- Reaction Mechanisms: The interaction between the LUMO of one molecule and the Highest Occupied Molecular Orbital (HOMO) of another molecule plays a central role. This interaction facilitates the transfer of electrons, the formation of new bonds, and the rearrangement of atoms during a reaction.
- Electron Affinity:
- Definition: Electron affinity refers to the energy change that occurs when a neutral atom or molecule gains an electron to form a negatively charged ion. The LUMO energy level is directly related to the electron affinity, as it represents the energy required to promote an electron from the LUMO to the vacuum level (free electron state).
- Electron Accepting Tendency: Molecules with lower LUMO energy levels have a greater electron affinity, indicating a stronger tendency to accept electrons and form negatively charged ions. This property is crucial in various chemical and physical processes, such as in redox reactions and charge transfer phenomena.
- Lewis Acid Behavior:
- LUMO and Lewis Acids: The LUMO’s energy level influences a molecule’s behavior as a Lewis acid, which is a substance that can accept an electron pair. Molecules with low-energy LUMOs tend to act as Lewis acids by accepting electron pairs from Lewis bases, promoting bond formation.
- Reaction Kinetics:
- LUMO and Reaction Rates: The LUMO of the electron-accepting species determines the energy barrier for the electron transfer process. Molecules with lower LUMO energy levels enable faster electron transfer, leading to higher reaction rates.
- Photochemical Reactions:
- Excitation and LUMO: Excitation of an electron from the HOMO to the LUMO can lead to the initiation of chemical transformations. The energy required for this excitation corresponds to the energy difference between the HOMO and LUMO energy levels.
- Redox Reactions:
- LUMO and Oxidation: The LUMO energy level of a molecule influences its ability to accept electrons during redox reactions. Molecules with accessible LUMOs are more likely to undergo oxidation by accepting electrons from reducing agents.
The LUMO energy level is a key determinant of a molecule’s reactivity, its ability to accept electrons and its affinity for electrons. It influences the likelihood of electron transfer, bond formation, and other chemical interactions. Understanding the LUMO’s role provides insights into a wide range of chemical processes and helps in predicting a molecule’s behavior in various contexts.
It is most important to understand the difference between HOMO and LUMO. These energy levels serve as the basis for understanding chemical reactions. which provides insight into the multitude of reactions that shape the world in chemistry.

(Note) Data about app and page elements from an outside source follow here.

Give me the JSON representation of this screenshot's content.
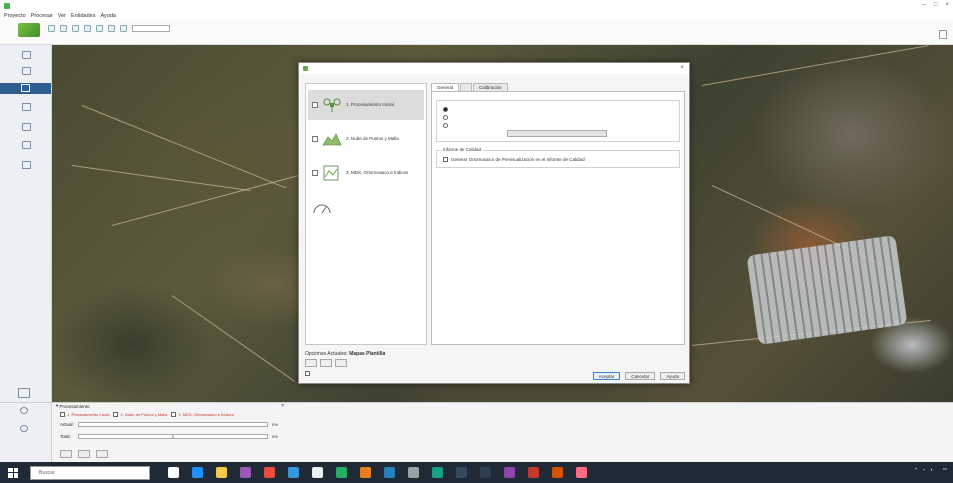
{
  "window": {
    "title": "",
    "controls": [
      "–",
      "□",
      "×"
    ]
  },
  "menu": [
    "Proyecto",
    "Procesar",
    "Ver",
    "Entidades",
    "Ayuda"
  ],
  "ribbon": {
    "combo_value": "",
    "sublabels": [
      "",
      "",
      ""
    ]
  },
  "sidebar": {
    "items": [
      {
        "label": "",
        "icon": "home-icon"
      },
      {
        "label": "",
        "icon": "folder-icon"
      },
      {
        "label": "",
        "icon": "layers-icon"
      },
      {
        "label": "",
        "icon": "grid-icon"
      },
      {
        "label": "",
        "icon": "chart-icon"
      },
      {
        "label": "",
        "icon": "table-icon"
      },
      {
        "label": "",
        "icon": "doc-icon"
      }
    ]
  },
  "dialog": {
    "title": "",
    "close": "×",
    "steps": [
      {
        "label": "1. Procesamiento Inicial",
        "checked": false,
        "selected": true,
        "icon": "drone-icon"
      },
      {
        "label": "2. Nube de Puntos y Malla",
        "checked": false,
        "selected": false,
        "icon": "pointcloud-icon"
      },
      {
        "label": "3. MDS, Ortomosaico e Índices",
        "checked": false,
        "selected": false,
        "icon": "dsm-icon"
      },
      {
        "label": "",
        "checked": false,
        "selected": false,
        "icon": "resources-icon"
      }
    ],
    "tabs": [
      {
        "label": "General",
        "active": true
      },
      {
        "label": "",
        "active": false
      },
      {
        "label": "Calibración",
        "active": false
      }
    ],
    "group1": {
      "title": "",
      "options": [
        {
          "label": "",
          "selected": true
        },
        {
          "label": "",
          "selected": false
        },
        {
          "label": "",
          "selected": false
        }
      ],
      "select_label": "",
      "select_value": ""
    },
    "group2": {
      "title": "Informe de Calidad",
      "checkbox_label": "Generar Ortomosaico de Previsualización en el Informe de Calidad",
      "checked": true
    },
    "current_template_label": "Opciones Actuales:",
    "current_template_value": "Mapas Plantilla",
    "template_buttons": [
      "",
      "",
      ""
    ],
    "autosave_label": "",
    "ok_label": "Aceptar",
    "cancel_label": "Cancelar",
    "help_label": "Ayuda"
  },
  "processing": {
    "title": "Procesamiento",
    "close": "×",
    "steps": [
      {
        "label": "1. Procesamiento Inicial",
        "checked": false
      },
      {
        "label": "2. Nube de Puntos y Malla",
        "checked": false
      },
      {
        "label": "3. MDS, Ortomosaico e Índices",
        "checked": false
      }
    ],
    "rows": [
      {
        "label": "Actual:",
        "progress": 0,
        "text": "",
        "pct": "0%"
      },
      {
        "label": "Total:",
        "progress": 0,
        "text": "0",
        "pct": "0%"
      }
    ],
    "buttons": [
      "",
      "",
      ""
    ],
    "side_labels": [
      "",
      "",
      ""
    ]
  },
  "statusbar": "",
  "taskbar": {
    "search_placeholder": "Buscar",
    "search_right": "",
    "apps": [
      {
        "icon": "cortana-icon",
        "color": "#ffffff"
      },
      {
        "icon": "edge-icon",
        "color": "#1e90ff"
      },
      {
        "icon": "files-icon",
        "color": "#f2c94c"
      },
      {
        "icon": "store-icon",
        "color": "#9b59b6"
      },
      {
        "icon": "chrome-icon",
        "color": "#e74c3c"
      },
      {
        "icon": "app-icon",
        "color": "#3498db"
      },
      {
        "icon": "doc-icon",
        "color": "#ecf0f1"
      },
      {
        "icon": "excel-icon",
        "color": "#27ae60"
      },
      {
        "icon": "powerpoint-icon",
        "color": "#e67e22"
      },
      {
        "icon": "word-icon",
        "color": "#2980b9"
      },
      {
        "icon": "app2-icon",
        "color": "#95a5a6"
      },
      {
        "icon": "app3-icon",
        "color": "#16a085"
      },
      {
        "icon": "app4-icon",
        "color": "#34495e"
      },
      {
        "icon": "app5-icon",
        "color": "#2c3e50"
      },
      {
        "icon": "app6-icon",
        "color": "#8e44ad"
      },
      {
        "icon": "app7-icon",
        "color": "#c0392b"
      },
      {
        "icon": "app8-icon",
        "color": "#d35400"
      },
      {
        "icon": "app9-icon",
        "color": "#ff6b81"
      }
    ],
    "time": "",
    "date": ""
  },
  "colors": {
    "accent": "#2f5d8f",
    "progress": "#06b025",
    "dialog_bg": "#f5f5f5",
    "step_selected": "#dcdcdc"
  }
}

From organic transformations to photochemical processes, HOMO and LUMO play important roles, enriching our understanding of the molecular universe.